Task to complete: Give all the data again exactly.

The records:
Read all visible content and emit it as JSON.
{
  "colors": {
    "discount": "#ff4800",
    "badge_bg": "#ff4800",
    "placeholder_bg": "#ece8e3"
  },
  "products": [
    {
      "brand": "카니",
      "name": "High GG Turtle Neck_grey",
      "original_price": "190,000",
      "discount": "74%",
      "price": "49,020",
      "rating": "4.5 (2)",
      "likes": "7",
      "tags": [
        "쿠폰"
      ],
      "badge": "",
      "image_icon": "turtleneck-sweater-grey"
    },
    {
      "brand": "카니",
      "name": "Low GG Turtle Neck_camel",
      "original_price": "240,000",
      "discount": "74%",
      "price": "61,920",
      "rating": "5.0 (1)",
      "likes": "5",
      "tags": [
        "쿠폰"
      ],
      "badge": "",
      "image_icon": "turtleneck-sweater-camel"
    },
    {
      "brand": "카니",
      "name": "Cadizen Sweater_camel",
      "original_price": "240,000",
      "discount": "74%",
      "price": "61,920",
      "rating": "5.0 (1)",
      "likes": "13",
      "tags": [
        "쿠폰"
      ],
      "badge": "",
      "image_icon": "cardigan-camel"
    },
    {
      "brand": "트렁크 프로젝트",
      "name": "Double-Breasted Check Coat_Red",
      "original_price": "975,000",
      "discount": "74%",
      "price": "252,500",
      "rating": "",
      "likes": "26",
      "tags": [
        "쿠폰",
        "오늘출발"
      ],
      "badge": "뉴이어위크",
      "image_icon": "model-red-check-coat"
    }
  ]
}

Answer area:
Read all visible content and emit it as JSON.
{
  "colors": {
    "discount": "#ff4800",
    "badge_bg": "#ff4800",
    "placeholder_bg": "#ece8e3"
  },
  "products": [
    {
      "brand": "카니",
      "name": "High GG Turtle Neck_grey",
      "original_price": "190,000",
      "discount": "74%",
      "price": "49,020",
      "rating": "4.5 (2)",
      "likes": "7",
      "tags": [
        "쿠폰"
      ],
      "badge": "",
      "image_icon": "turtleneck-sweater-grey"
    },
    {
      "brand": "카니",
      "name": "Low GG Turtle Neck_camel",
      "original_price": "240,000",
      "discount": "74%",
      "price": "61,920",
      "rating": "5.0 (1)",
      "likes": "5",
      "tags": [
        "쿠폰"
      ],
      "badge": "",
      "image_icon": "turtleneck-sweater-camel"
    },
    {
      "brand": "카니",
      "name": "Cadizen Sweater_camel",
      "original_price": "240,000",
      "discount": "74%",
      "price": "61,920",
      "rating": "5.0 (1)",
      "likes": "13",
      "tags": [
        "쿠폰"
      ],
      "badge": "",
      "image_icon": "cardigan-camel"
    },
    {
      "brand": "트렁크 프로젝트",
      "name": "Double-Breasted Check Coat_Red",
      "original_price": "975,000",
      "discount": "74%",
      "price": "252,500",
      "rating": "",
      "likes": "26",
      "tags": [
        "쿠폰",
        "오늘출발"
      ],
      "badge": "뉴이어위크",
      "image_icon": "model-red-check-coat"
    }
  ]
}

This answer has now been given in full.